In the earliest days of the Church, and in the small, ruder buildings of the primitive Church under persecution, there could hardly have been much thought or possibility of formal processions. But by the 4thcentury after the persecutions against the Church ended, larger, and even sometimes large ecclesiastical structures arose. The sacristies (the place of preparation for the Clergy et al.) were usually located near the entrance of the buildings. This meant that the procession to the altar was now much longer and thus took on added significance and importance. Such a procession could hardly be conducted in absolute silence. Hence the addition of music was natural. But the organ had not been invented and instruments of any kind were generally not allowed due to their connection with pagan rituals. Music in the early Church was left entirely to the human voice and, hence, singing alone gave color to this entrance procession. The texts for these songs were taken essentially from the psalms. The verses of the psalm selected would be sung antiphonally during the procession to the altar. It often happened that an introductory verse (or antiphon) would be sung by one or a few voices to introduce the psalm. Gradually the Antiphons came to overshadow the psalm itself. The Antiphons became more and more complex and were increasingly given over to be sung by a specially skilled choir called the “schola cantorum” with only the psalm verses being sung by the people. There developed a practice of shortening the psalm to correspond to the arrival of the members of the procession in the sanctuary. Once they were in place the psalmodywas brought to an end with the Gloria Patri (Glory Be). Over time there was a reducing of the Entrance song to the following elements: An antiphon, drawn usually from scripture, only one verse of a psalm, a Glory Be and a repetition of the antiphon. Today there exists the option of: Singing this Entrance Antiphon, singing a hymn appropriate to the Liturgy or the season, or in the absence of song the Entrance Antiphon is used as a spoken or recited text.

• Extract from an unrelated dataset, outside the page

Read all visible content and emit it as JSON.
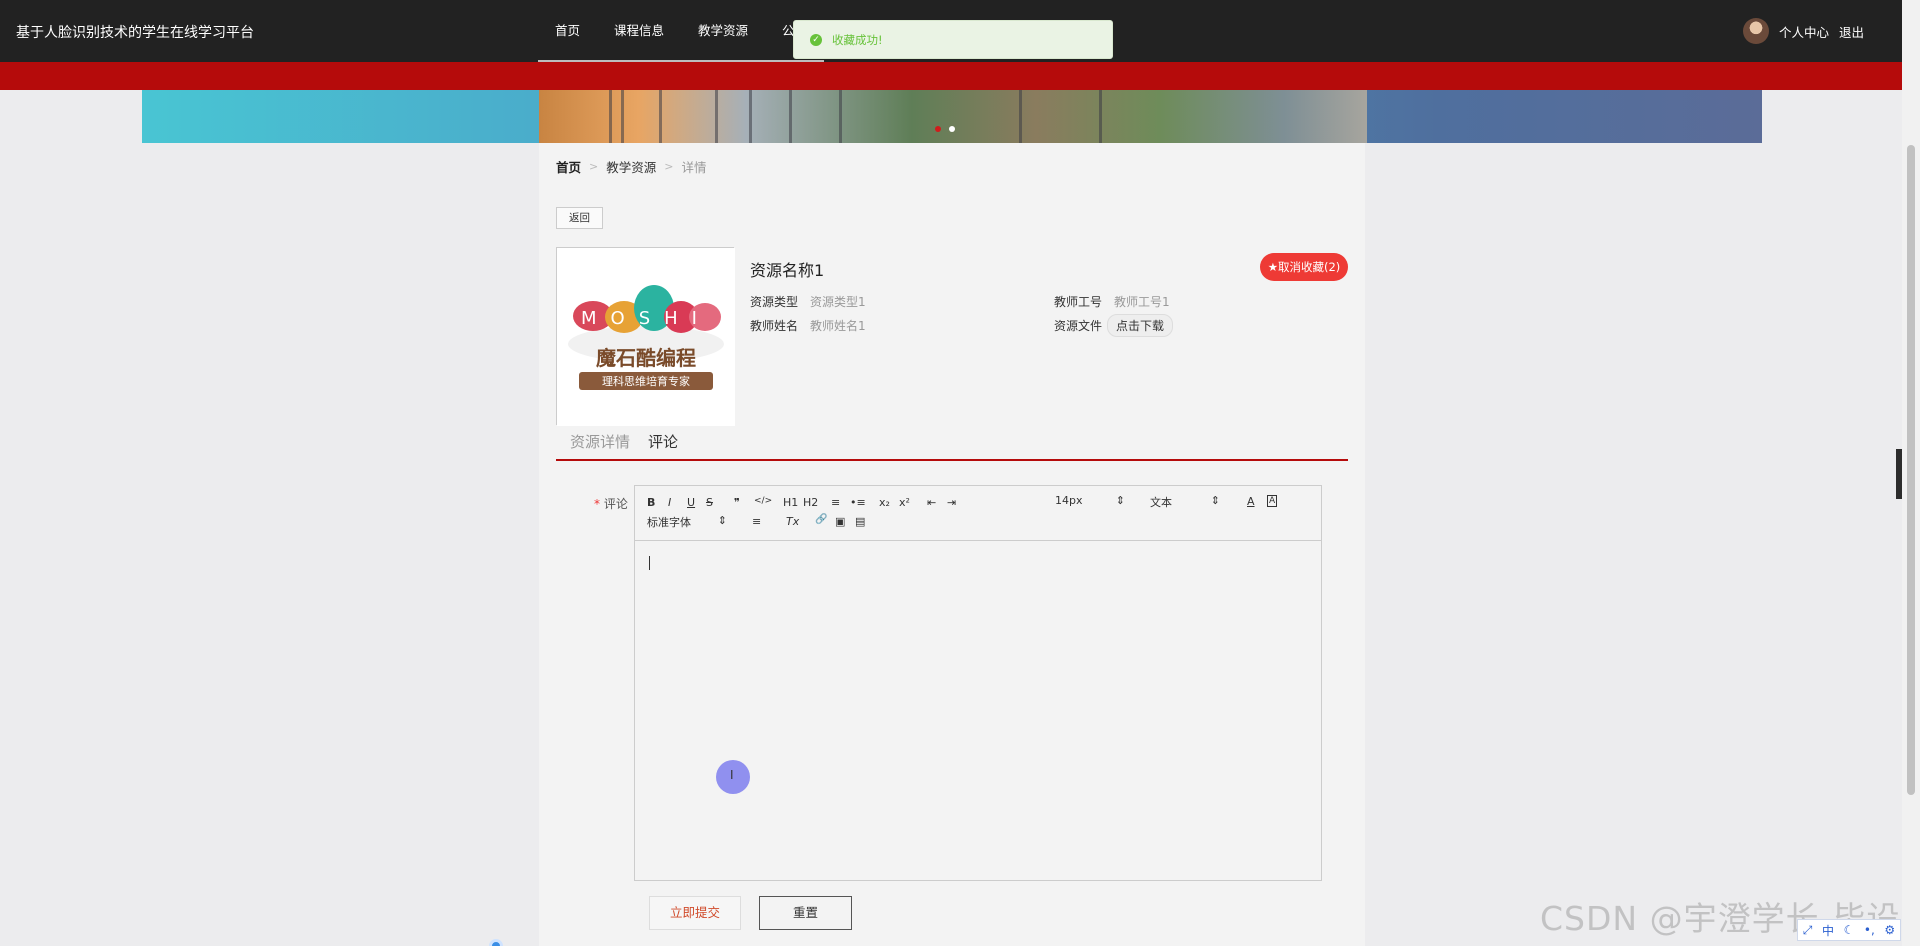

The following video gives and example of the sound of the the Entrance antiphon (also called the Introit) as is was sung in the ancient Church and up to about 1965. It is Gregorian Chant and the text is
Gaudeamus Omnes in Dominino. Diem festum celebrantes sub honore Mariae Virginis de cujus solemnitate gaudant angeli et colaudant Filium Dei. Eructavit cor meum verbum bonum, et dico ego opera mea regi. Gloria Patri, et Filio et Spiritui Sancto Sicut erat in principio et nunc et semper, et in saecula saeculorum Amen.
(Let us all rejoice in the Lord, celebrating a feast in honor of the Virgin Mary concerning whose solemnity the angels rejoice and praise the Son of God. Psalm: My heart pours forth a good word and to the King I sepak my work. Glory to the Father and to the Son and to the Holy SPirit. As it was in the beginning, is now and ever shall be, world without end. Amen)
Today this form of singing is replaced by an opening hymn in most parishes although the singing of such Introits is still encouraged and permitted.
Many people struggle to pray well and consistently. Here is a three minute video which summarizes the teaching of St. Ignatius of Loyola and gives a brief description of a prayer method that some people call lectio divna, others just meditation. Fr. John Cihak is our teacher and he effectively communicates the method. I would quibble with one thing only. I would not use the word “contemplation” to describe this method. I am schooled more in the Spirituality of St. Teresa of Avila and St. John of the Cross who reserve the word, “contemplation” to refer to prayer that is beyond words or images but is rather a deep union with God well beyond images or mediated by words. They would call the method described here “meditation” since our experience of God is “mediated” by words and images. However, it remains true that many people today use the word contemplation in a more generic and less specific or technical sense. Enjoy this very instructive video and apply it.